Wednesday, July 7, 2010

Draconian? Really?

Only in the mainstream media can this sort of paragraph, found in this morning’s USA Today editorial, be considered reasonable:

Don't get us wrong: The Arizona law — which requires local police, in the course of a lawful stop, to question the legal status of anyone they reasonably suspect of being in this country illegally — is draconian and, as the lawsuit argues, potentially an unconstitutional infringement on federal powers.

Draconian? I would assume that somewhere in USA Today’s offices they have a dictionary (maybe not). Here is the definition of draconian.

1 : of, relating to, or characteristic of Draco or the severe code of laws held to have been framed by him
2 : cruel; also : severe


Given that Draco, the individual from ancient Greece referenced in the first definition, was infamous for severe laws that often put people to death for minor infractions, I assume that is not what USA Today meant. So I guess that they mean that Arizona’s law is severe and cruel. Really?

So asking people during the course of a traffic stop, for example, for proof that they are a citizen is “draconian”? I wonder if anyone on the editorial board of USA Today took a second to ask “Is this law even unreasonable, much less draconian?”. I am assuming not. When the media insists on using over the top rhetoric like draconian to describe a pretty mild law, it cheapens the word and makes a mockery of actual draconian laws that exist around the world.

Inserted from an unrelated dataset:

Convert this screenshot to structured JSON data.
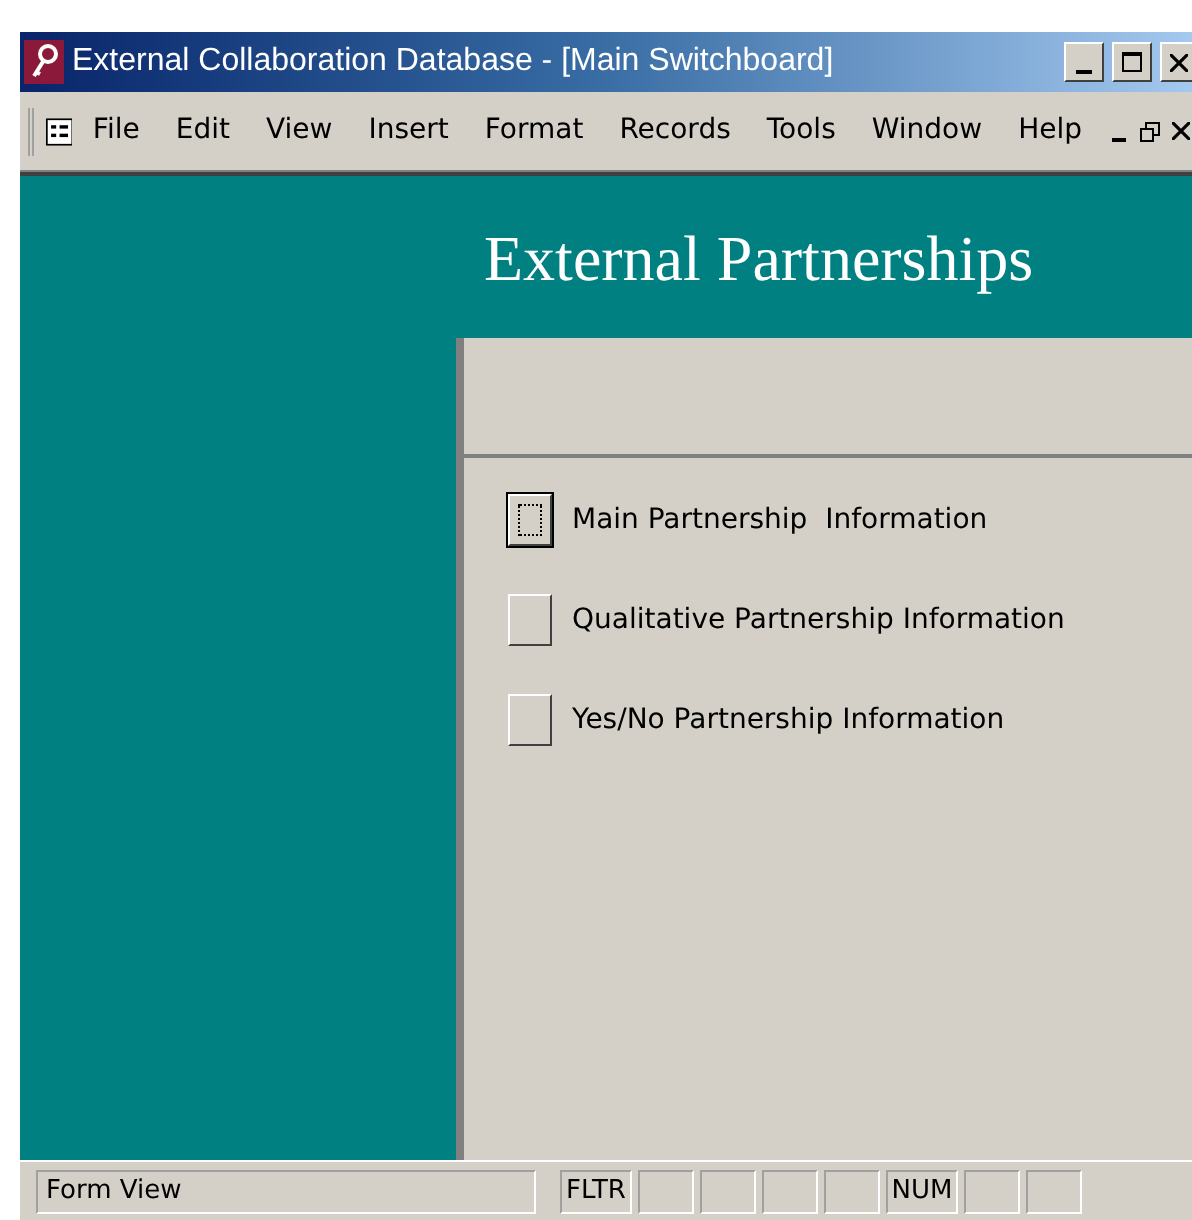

When people describe Abraham Lincoln as a tyrant or George W. Bush as a fascist, it exposes their inability to formulate a coherent argument which results in using overheated rhetoric in place of reason.

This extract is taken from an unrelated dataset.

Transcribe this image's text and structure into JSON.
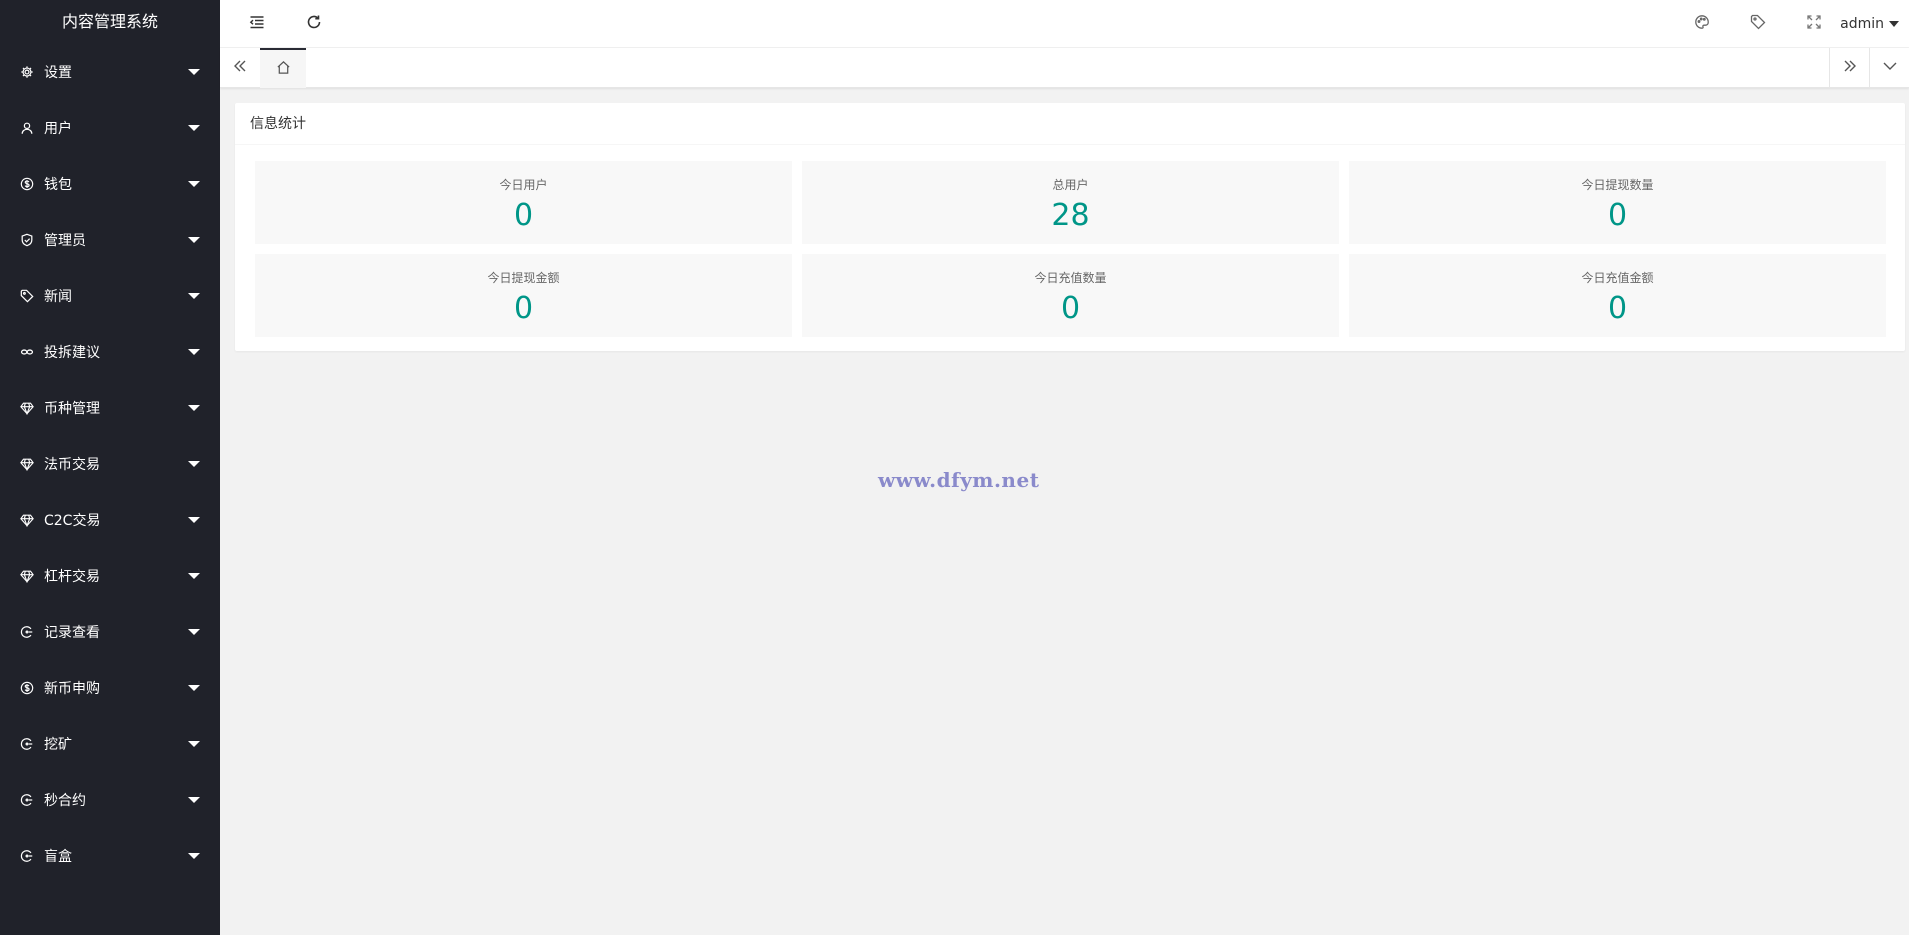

Let’s look at the way a traffic stop might go in Arizona. A police officer in Arizona pulls someone over for a traffic violation. They first thing they ask for is…drivers license and registration. If you produce these legally required documents, documents I always have with me, I am issued a ticket and go on my way. I am clearly a citizen of this country because I have a government issued ID. On the other hand, someone who refuses or is unable to produce such an ID (which is required for all sorts of stuff and rightly so) does and should raise suspicion. Keep in mind of course that being in the United States illegally is…..illegal. That is why they are called “illegal immigrants”. Since the Federal government has essentially abdicated its responsibility to control our borders, Arizona has taken matters into its own hands and done so in a way that is little different from states having their own drivers license laws.

Thankfully the Federal government is about to spend untold millions to engage in some political grandstanding that has no chance to succeed in overturning Arizona’s law. Perhaps we could try to secure the border, impose severe penalties on employers who hire illegal workers. That might make some actual sense so it probably won’t happen.